◆ WORK REQUIRED:
Go through the entries that follow and count every line with the string "text". Reply with the number only.

◆ SUPPLIED RECORDS:

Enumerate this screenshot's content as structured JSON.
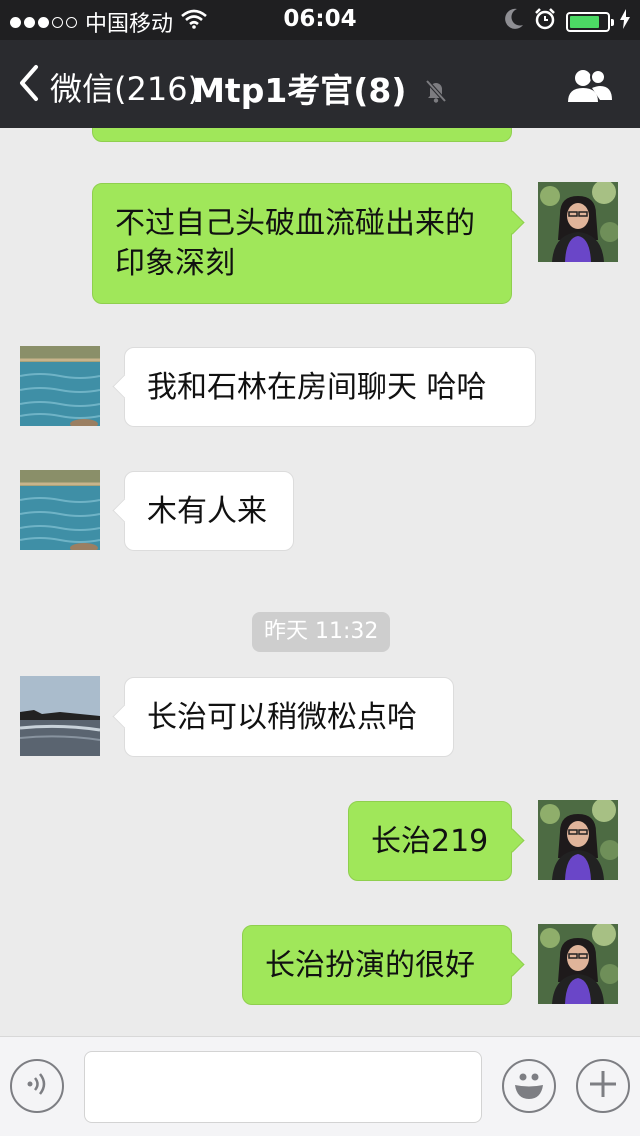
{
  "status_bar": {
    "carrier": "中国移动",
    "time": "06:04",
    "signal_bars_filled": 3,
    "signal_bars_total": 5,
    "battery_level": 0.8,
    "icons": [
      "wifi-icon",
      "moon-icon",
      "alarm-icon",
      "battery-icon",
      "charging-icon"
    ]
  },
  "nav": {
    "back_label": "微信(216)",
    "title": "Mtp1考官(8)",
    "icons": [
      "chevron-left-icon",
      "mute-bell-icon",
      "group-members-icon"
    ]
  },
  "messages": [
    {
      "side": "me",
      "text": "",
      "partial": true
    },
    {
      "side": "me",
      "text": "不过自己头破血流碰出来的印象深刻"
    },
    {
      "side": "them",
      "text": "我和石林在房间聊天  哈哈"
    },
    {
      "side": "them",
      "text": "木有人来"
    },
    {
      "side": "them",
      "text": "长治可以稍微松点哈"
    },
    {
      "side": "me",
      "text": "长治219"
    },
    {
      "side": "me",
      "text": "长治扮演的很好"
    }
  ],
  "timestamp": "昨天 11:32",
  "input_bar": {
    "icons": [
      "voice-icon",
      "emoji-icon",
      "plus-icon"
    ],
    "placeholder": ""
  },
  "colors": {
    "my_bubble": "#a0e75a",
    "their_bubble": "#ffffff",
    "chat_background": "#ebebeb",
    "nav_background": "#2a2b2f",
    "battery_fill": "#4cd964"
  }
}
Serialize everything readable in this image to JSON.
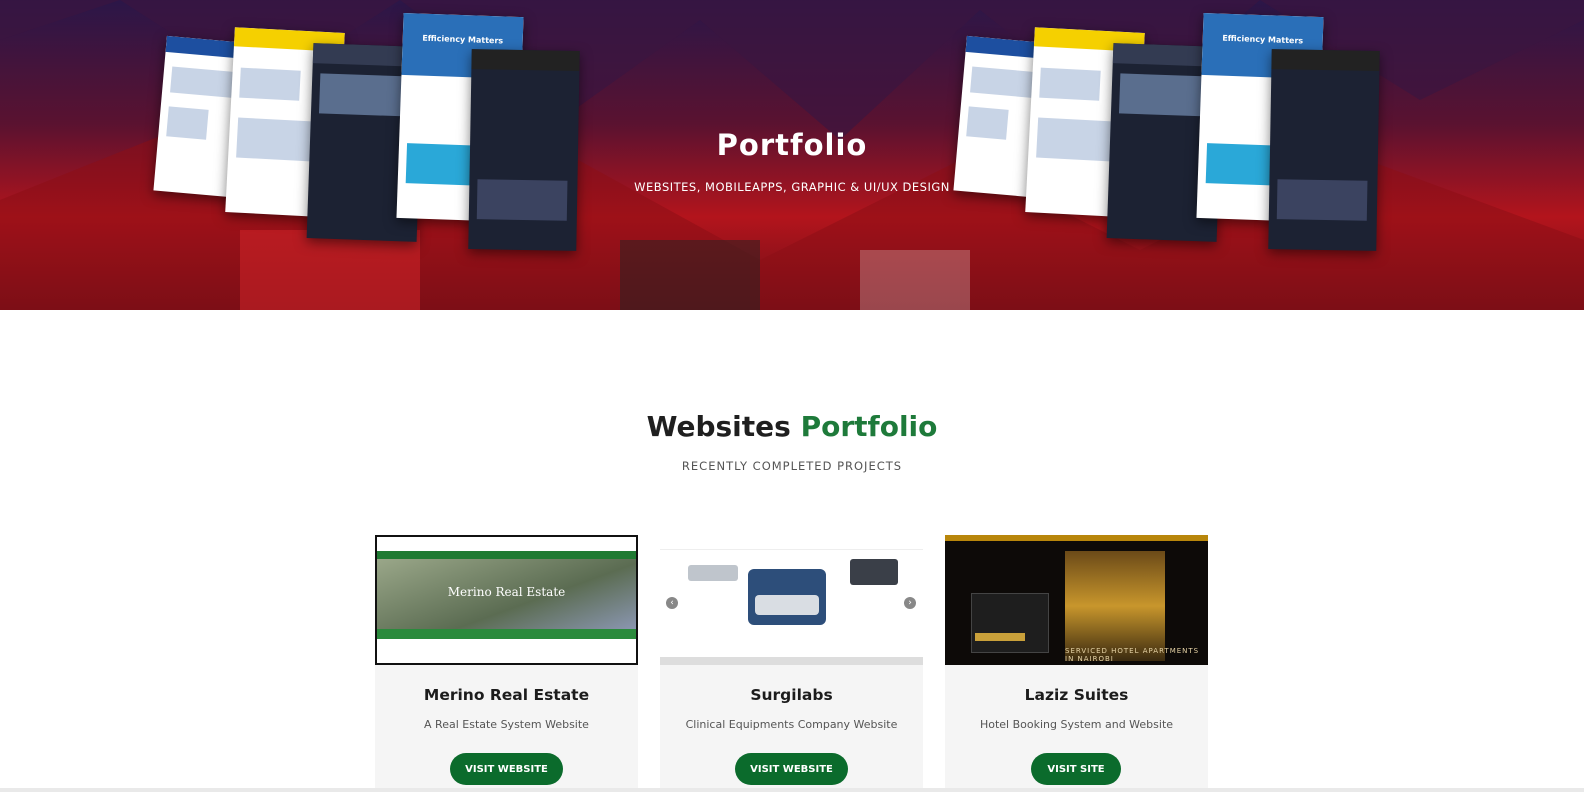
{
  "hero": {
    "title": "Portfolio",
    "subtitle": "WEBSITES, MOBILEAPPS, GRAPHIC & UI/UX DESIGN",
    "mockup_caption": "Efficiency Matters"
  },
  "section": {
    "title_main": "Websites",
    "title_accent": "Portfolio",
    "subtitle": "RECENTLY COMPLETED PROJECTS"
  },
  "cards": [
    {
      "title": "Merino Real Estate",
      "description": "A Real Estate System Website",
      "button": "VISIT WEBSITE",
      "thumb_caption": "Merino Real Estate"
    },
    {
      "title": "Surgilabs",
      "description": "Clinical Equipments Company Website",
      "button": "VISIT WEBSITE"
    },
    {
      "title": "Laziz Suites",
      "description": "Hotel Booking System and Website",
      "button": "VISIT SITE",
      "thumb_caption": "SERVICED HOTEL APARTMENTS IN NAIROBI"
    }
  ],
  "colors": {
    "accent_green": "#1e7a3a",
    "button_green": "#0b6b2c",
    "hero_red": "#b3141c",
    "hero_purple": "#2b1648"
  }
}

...

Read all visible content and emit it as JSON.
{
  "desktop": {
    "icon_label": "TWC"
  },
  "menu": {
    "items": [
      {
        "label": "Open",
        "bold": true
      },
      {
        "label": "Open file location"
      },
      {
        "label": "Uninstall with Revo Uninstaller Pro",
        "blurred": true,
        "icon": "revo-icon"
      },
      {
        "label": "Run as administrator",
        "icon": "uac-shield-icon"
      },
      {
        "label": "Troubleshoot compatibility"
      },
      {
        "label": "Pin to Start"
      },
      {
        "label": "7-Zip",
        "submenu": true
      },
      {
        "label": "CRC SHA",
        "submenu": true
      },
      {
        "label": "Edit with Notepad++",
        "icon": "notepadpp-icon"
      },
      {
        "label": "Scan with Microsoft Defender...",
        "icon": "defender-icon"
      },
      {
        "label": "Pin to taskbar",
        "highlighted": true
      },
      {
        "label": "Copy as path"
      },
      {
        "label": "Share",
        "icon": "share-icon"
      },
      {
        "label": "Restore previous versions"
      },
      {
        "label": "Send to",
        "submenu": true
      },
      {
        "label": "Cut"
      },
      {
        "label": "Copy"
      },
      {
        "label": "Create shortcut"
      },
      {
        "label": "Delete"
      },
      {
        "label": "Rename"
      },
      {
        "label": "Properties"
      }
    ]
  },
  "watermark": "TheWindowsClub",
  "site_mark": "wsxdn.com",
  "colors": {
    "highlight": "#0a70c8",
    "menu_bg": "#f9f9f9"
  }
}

◆ ANSWER TO THIS EXERCISE:
7